- between Kenya, Uganda, and Zanzibar using the East African florin
- between Kenya, Tanganyika and Zanzibar, Uganda, South Arabia, British Somaliland and Italian Somaliland using the East African shilling
- Latin Monetary Union, initially between France, Belgium, Italy and Switzerland, and later involving Greece, Romania, and other countries.
- between Liberia and the United States using the United States dollar
- between Mauritius and Seychelles using the Mauritian rupee
- between Nigeria, the Gambia, Sierra Leone, the Gold Coast and Liberia using the British West African pound
- between Prussia and the North German states using the North German thaler
- between Russia and the former Soviet republics using the Soviet ruble
- between Qatar and all the emirates of the United Arab Emirates, except Abu Dhabi using the Qatari and Dubai riyal
- between Saudi Arabia and Qatar using the Saudi riyal
- between Western Samoa and New Zealand using the New Zealand pound
- Scandinavian Monetary Union, between Denmark, Norway and Sweden
- between the Solomon Islands, Papua New Guinea and Australia using the Australian dollar
- between Australia, Papua, New Guinea, Nauru, the Solomon Islands, and the Gilbert and Ellice Islands using the Australian pound
- between Bavaria, Baden, Württemberg, Frankfurt, and Hohenzollern using the South German guilder
- between Spain and Andorra using the Spanish peseta
- between Trinidad and Tobago and Grenada using the Trinidad and Tobago dollar
- between Brunei, Malaysia, and Singapore using the Malaya and British Borneo dollar
- between Cambodia, Laos, Guangzhouwan, Annam, Tonkin, and Cochinchina between 1885 and 1952 using the French Indochinese piastre
- between, South West Africa, and Bechuanaland using the South African rand
- between Egypt, Anglo-Egyptian Sudan, and Mandatory Palestine using the Egyptian pound
- between West Germany and East Germany between 1 July 1990 and 3 October 1990, as part of a temporary, so-called "Monetary, Economic and Social Union" prior to German reunification.
- between what ultimately became the Republic of Ireland and the United Kingdom, between 1928 and 1979. The Irish Pound was held at exactly the same value as Sterling for this period, although it was not accepted for payments in the UK.
- proposed pan-American monetary union – abandoned in the form proposed by Argentina

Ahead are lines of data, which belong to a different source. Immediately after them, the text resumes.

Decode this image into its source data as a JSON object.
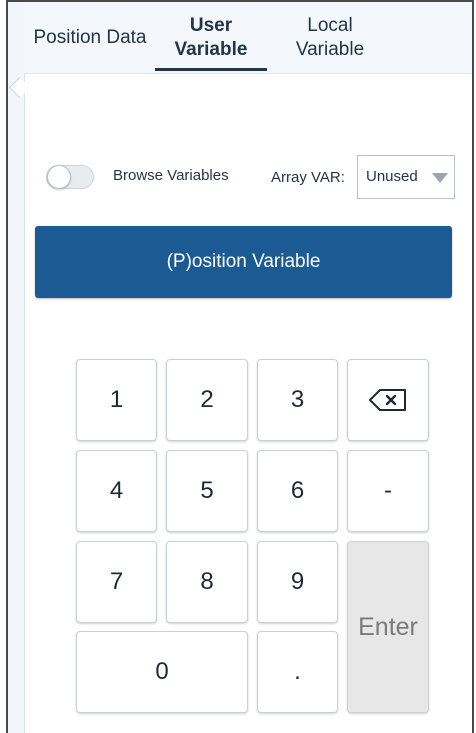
{
  "tabs": [
    {
      "label": "Position Data"
    },
    {
      "label": "User\nVariable"
    },
    {
      "label": "Local\nVariable"
    }
  ],
  "active_tab": "User Variable",
  "browse": {
    "label": "Browse Variables",
    "toggle_on": false
  },
  "array_var": {
    "label": "Array VAR:",
    "selected": "Unused"
  },
  "position_variable_button": "(P)osition Variable",
  "keypad": {
    "k1": "1",
    "k2": "2",
    "k3": "3",
    "k4": "4",
    "k5": "5",
    "k6": "6",
    "k7": "7",
    "k8": "8",
    "k9": "9",
    "k0": "0",
    "dot": ".",
    "minus": "-",
    "enter": "Enter",
    "backspace_icon": "backspace-icon"
  },
  "colors": {
    "primary": "#1c5a93",
    "tab_bg": "#f4f8fc",
    "enter_bg": "#e7e7e7"
  }
}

- proposed monetary union between the United Kingdom and Norway using the pound sterling during the late 1940s and early 1950s
- proposed gold-backed, pan-African monetary union put forward by Muammar Gaddafi prior to his death